Why the Obama Administration Changed Its Hostage Policy

A candid explanation from Deputy National Security Advisor Ben Rhodes

A memorial for Kayla Mueller, an American who died in ISIS captivity (Deanna Dent / Reuters)

After years of complaints about the federal government’s handling of cases involving Americans held hostage abroad, the Obama administration moved last week to overhaul its approach. That, Deputy National Security Advisor Ben Rhodes said on Monday, represented an acknowledgement by the administration that “we made mistakes; we weren’t doing as good a job as we could’ve.”

Families of hostages were largely left to their own devices, contacting various government agencies and receiving contradictory guidance and conflicting information. Rhodes spoke of “families who said, ‘I didn’t know who to call.’” This, he said, “made an already confusing and heartbreaking situation more difficult.”

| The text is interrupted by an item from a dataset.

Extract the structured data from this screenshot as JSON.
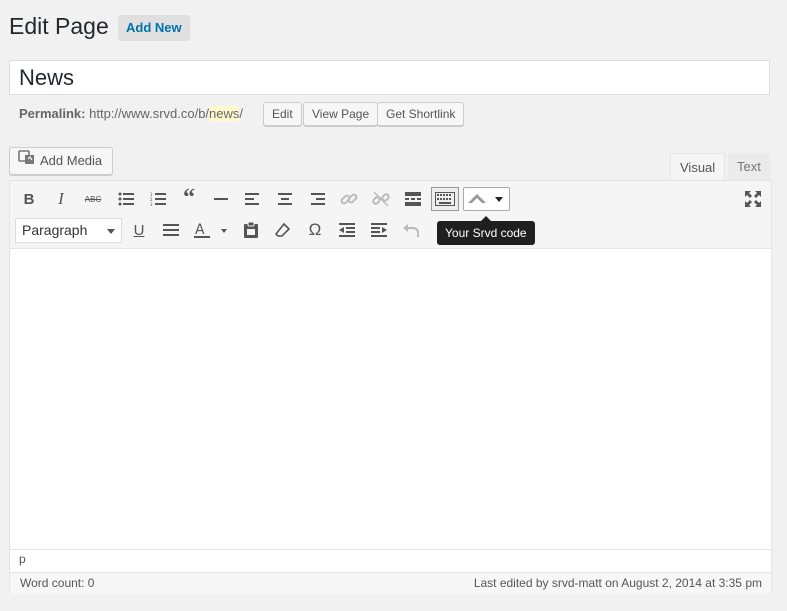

Rhodes, speaking at the Aspen Ideas Festival, which is organized by the Aspen Institute and The Atlantic, reviewed the three-part plan to improve the administration’s response. The first step stems from an understanding that, for many government officials, “if something is not their expressed mission, it does not get the focus it demands.” So the government is creating new posts and units dedicated to bringing hostages home. The second is a recognition that the people talking to the families weren’t actually trained, or equipped, to fulfill that role; the administration will appoint dedicated liaisons who are. And the third is a public clarification of an informal policy; the government won’t pay ransoms to terrorists, but neither will it prosecute families that do.

The new policies were announced last Wednesday, the same day that The New Yorker published Lawrence Wright’s searing account of the ordeal endured by the families of Kayla Mueller, Steven Sotloff, Peter Kassig, Theo Padnos, and James Foley. Four of the five were held hostage by ISIS in Syria. “The families,” Wright wrote, “had largely lost faith in their government.”

David Bradley, the owner of Atlantic Media, which publishes The Atlantic, is at the center of Wright’s account. Bradley had previously helped secure Foley’s release from detention by the Qaddafi regime in Libya, and volunteered to coordinate the families’ efforts to free the five captives.

“We made changes,” said Rhodes. “Frankly, a lot of that benefited from David Bradley and the group of people he had working on these cases. David helped the families present to us their concerns in a way that was very useful.” Listening to their stories shifted the administration’s approach. “Everything we did grew out of those engagements with the families,” Rhodes added. “Hopefully we can get better.”